In a pair of studies published in the journals Artery Research and Nutrition Research in September and October 2012. The researchers found that women who took a curcumin supplement showed as much improvement in two measures of heart health. As women assigned to a moderate aerobic exercise training program. An even greater benefit was seen, of course, in those who took the supplements and engaged in the exercise program as well.

Turmeric battles hard-to-treat Auto Immune conditions

Because turmeric is such a potent antioxidant and anti-inflammatory. Numerous studies have been conducted to see whether it could be effective.  To reduce the severity of inflammation-based autoimmune diseases.

In autoimmune diseases, the body is attacked by its own immune system. These diseases are still poorly understood, and most of them have no known cause or cure. Common autoimmune diseases include type 1 diabetes, inflammatory bowel disease, rheumatoid arthritis, psoriasis, multiple sclerosis, myocarditis, thyroiditis, uveitis, systemic lupus erythromatosis and myasthenia. An estimated 5 percent of the world’s population suffers from anautoimmune disease.

According to a research review published in the journal Advances in Experimental Medicine and Biologyin 2007, curcumin has been shown various results. Such as reduce the symptoms of inflammatory bowel disease, multiple sclerosis, rheumatoid arthritis and psoriasis in humans or animals. As expected, symptomatic relief comes, at least in part, from the regulation of inflammation pathways.
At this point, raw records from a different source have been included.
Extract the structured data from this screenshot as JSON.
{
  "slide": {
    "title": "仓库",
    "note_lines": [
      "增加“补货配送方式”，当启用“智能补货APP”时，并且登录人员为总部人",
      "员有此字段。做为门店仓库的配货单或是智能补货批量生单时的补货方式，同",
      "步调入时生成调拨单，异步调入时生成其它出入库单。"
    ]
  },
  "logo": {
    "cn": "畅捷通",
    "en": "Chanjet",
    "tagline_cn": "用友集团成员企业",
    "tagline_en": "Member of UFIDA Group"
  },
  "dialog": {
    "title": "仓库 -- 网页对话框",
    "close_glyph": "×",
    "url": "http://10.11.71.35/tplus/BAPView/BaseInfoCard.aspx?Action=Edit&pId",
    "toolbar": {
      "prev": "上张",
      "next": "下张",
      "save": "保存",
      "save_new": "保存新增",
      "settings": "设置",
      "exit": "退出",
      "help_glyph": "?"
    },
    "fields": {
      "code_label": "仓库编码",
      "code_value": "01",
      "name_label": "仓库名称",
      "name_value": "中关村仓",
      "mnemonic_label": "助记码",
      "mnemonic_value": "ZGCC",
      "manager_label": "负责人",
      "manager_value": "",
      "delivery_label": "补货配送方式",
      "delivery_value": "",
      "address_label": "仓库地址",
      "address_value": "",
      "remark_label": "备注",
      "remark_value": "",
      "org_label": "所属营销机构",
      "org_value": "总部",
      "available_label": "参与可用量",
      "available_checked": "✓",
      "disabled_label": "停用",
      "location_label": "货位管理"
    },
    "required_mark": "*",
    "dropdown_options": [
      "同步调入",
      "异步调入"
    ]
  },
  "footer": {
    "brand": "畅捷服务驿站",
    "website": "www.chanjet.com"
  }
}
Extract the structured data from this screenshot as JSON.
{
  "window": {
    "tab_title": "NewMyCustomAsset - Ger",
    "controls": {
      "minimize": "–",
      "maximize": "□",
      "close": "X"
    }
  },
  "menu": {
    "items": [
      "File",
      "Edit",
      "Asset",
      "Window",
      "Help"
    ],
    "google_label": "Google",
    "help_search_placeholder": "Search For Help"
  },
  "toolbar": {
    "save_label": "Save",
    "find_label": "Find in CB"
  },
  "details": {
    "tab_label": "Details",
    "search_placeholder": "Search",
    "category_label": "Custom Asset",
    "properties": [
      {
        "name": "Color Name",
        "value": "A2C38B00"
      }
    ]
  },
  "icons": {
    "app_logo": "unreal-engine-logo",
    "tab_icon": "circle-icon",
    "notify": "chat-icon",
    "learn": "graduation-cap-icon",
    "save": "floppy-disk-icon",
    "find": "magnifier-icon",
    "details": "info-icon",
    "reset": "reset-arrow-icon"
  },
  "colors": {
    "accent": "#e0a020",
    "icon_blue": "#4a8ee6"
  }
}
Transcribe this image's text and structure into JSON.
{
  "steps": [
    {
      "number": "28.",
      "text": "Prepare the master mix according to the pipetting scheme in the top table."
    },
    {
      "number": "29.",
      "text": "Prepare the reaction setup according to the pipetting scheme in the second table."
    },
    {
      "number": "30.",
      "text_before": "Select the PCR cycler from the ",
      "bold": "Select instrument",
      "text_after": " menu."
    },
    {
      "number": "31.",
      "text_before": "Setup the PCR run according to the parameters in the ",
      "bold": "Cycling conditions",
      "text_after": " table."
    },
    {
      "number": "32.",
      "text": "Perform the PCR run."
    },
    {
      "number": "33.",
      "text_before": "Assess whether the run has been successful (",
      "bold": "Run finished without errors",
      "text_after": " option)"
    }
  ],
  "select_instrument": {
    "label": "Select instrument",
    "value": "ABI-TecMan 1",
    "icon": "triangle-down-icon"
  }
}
Nevertheless, at least one trial suggests that daily curcumin doses of up to 8 g . That might be safe for up to four months or longer.